(ENTRIES SUPPLIED begins)

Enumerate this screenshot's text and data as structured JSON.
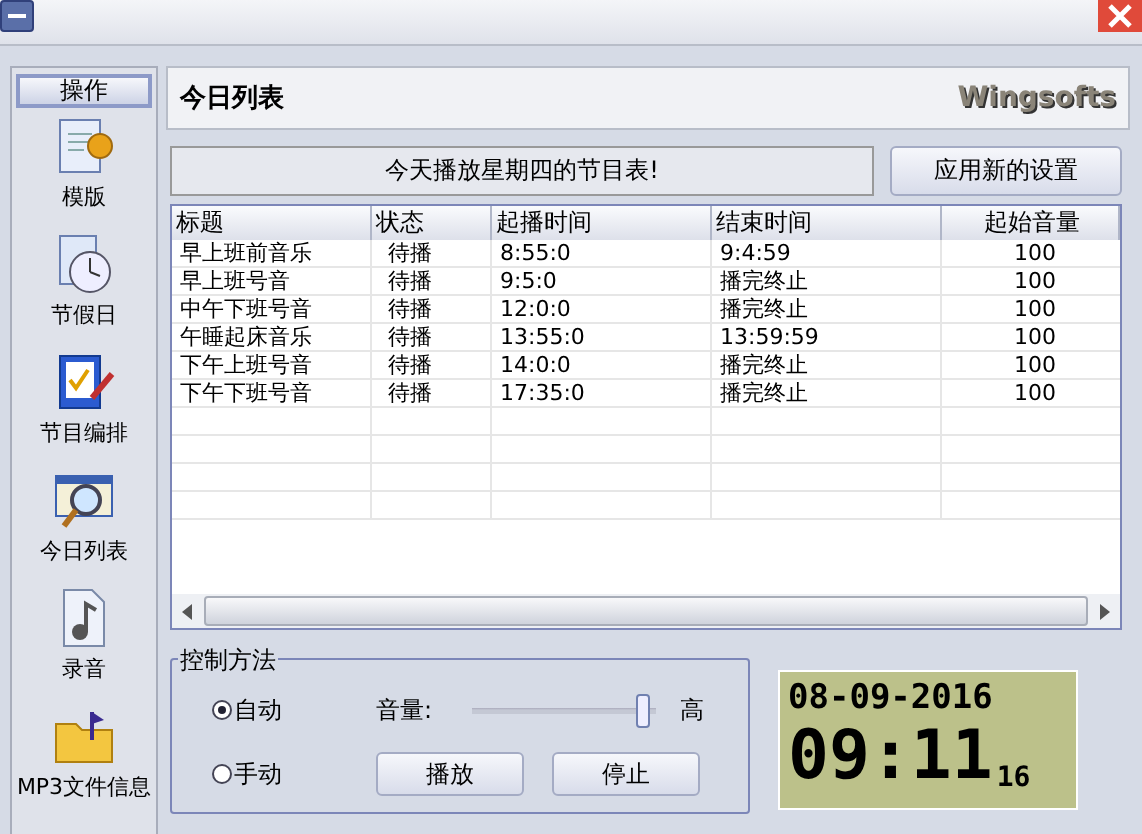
{
  "sidebar": {
    "header": "操作",
    "items": [
      {
        "label": "模版",
        "kind": "template"
      },
      {
        "label": "节假日",
        "kind": "holiday"
      },
      {
        "label": "节目编排",
        "kind": "schedule"
      },
      {
        "label": "今日列表",
        "kind": "today"
      },
      {
        "label": "录音",
        "kind": "record"
      },
      {
        "label": "MP3文件信息",
        "kind": "mp3"
      }
    ]
  },
  "header": {
    "title": "今日列表",
    "brand": "Wingsofts"
  },
  "banner": "今天播放星期四的节目表!",
  "apply_button": "应用新的设置",
  "table": {
    "columns": [
      "标题",
      "状态",
      "起播时间",
      "结束时间",
      "起始音量"
    ],
    "rows": [
      [
        "早上班前音乐",
        "待播",
        "8:55:0",
        "9:4:59",
        "100"
      ],
      [
        "早上班号音",
        "待播",
        "9:5:0",
        "播完终止",
        "100"
      ],
      [
        "中午下班号音",
        "待播",
        "12:0:0",
        "播完终止",
        "100"
      ],
      [
        "午睡起床音乐",
        "待播",
        "13:55:0",
        "13:59:59",
        "100"
      ],
      [
        "下午上班号音",
        "待播",
        "14:0:0",
        "播完终止",
        "100"
      ],
      [
        "下午下班号音",
        "待播",
        "17:35:0",
        "播完终止",
        "100"
      ]
    ]
  },
  "control": {
    "title": "控制方法",
    "modes": [
      {
        "label": "自动",
        "selected": true
      },
      {
        "label": "手动",
        "selected": false
      }
    ],
    "volume_label": "音量:",
    "volume": {
      "level": 0.95
    },
    "volume_high": "高",
    "buttons": [
      "播放",
      "停止"
    ]
  },
  "clock": {
    "date": "08-09-2016",
    "time": "09:11",
    "seconds": "16"
  }
}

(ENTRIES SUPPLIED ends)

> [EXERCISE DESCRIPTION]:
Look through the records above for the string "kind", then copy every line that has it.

> [RESPONSE BOX]:
        "kind": "template"
        "kind": "holiday"
        "kind": "schedule"
        "kind": "today"
        "kind": "record"
        "kind": "mp3"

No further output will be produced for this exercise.